>>
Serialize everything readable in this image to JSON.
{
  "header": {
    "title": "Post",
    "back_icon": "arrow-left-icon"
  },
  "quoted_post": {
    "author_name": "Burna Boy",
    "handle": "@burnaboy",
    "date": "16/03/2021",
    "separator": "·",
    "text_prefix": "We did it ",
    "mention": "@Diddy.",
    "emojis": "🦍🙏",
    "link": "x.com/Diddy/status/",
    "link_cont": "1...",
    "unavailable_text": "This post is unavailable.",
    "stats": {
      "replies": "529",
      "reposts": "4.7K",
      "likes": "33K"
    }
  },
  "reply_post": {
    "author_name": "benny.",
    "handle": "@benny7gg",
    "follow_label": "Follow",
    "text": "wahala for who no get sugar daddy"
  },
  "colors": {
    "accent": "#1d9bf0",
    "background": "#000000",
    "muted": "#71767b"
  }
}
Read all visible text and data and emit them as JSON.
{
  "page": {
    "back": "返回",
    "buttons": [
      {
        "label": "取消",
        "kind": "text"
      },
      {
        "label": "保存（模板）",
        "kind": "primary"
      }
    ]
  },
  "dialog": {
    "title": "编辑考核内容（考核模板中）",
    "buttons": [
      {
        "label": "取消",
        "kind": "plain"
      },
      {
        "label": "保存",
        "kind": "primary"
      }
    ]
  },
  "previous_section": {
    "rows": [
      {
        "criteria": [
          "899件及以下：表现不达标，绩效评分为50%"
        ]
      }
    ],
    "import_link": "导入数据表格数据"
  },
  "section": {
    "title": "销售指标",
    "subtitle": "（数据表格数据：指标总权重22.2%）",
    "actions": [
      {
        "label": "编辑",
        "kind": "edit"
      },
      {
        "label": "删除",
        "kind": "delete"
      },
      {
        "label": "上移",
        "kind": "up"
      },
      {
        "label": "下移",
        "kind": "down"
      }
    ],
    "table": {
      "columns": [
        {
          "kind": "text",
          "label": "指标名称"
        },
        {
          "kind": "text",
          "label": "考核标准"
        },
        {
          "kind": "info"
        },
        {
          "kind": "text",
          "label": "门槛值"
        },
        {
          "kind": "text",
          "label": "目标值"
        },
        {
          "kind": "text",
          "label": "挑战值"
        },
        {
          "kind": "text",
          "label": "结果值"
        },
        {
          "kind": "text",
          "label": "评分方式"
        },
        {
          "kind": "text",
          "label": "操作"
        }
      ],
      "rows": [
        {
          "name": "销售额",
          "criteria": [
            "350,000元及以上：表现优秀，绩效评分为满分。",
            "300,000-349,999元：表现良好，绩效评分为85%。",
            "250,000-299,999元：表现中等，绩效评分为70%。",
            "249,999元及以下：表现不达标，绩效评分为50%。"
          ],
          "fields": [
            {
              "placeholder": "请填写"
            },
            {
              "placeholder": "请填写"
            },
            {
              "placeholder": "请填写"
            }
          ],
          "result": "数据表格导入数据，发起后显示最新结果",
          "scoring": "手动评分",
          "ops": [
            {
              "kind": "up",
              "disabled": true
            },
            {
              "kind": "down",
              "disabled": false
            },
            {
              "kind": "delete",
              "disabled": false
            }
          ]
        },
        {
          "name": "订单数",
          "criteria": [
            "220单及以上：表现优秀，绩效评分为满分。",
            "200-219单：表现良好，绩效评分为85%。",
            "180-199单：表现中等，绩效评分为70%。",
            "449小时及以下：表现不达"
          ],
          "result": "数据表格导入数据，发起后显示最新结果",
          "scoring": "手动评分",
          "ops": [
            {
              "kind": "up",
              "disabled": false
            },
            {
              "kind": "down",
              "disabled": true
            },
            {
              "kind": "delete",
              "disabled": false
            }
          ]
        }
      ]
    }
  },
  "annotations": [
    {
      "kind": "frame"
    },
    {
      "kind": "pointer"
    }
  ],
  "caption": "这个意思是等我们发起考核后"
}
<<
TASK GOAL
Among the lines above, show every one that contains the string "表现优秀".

ANSWER AREA
            "350,000元及以上：表现优秀，绩效评分为满分。",
            "220单及以上：表现优秀，绩效评分为满分。",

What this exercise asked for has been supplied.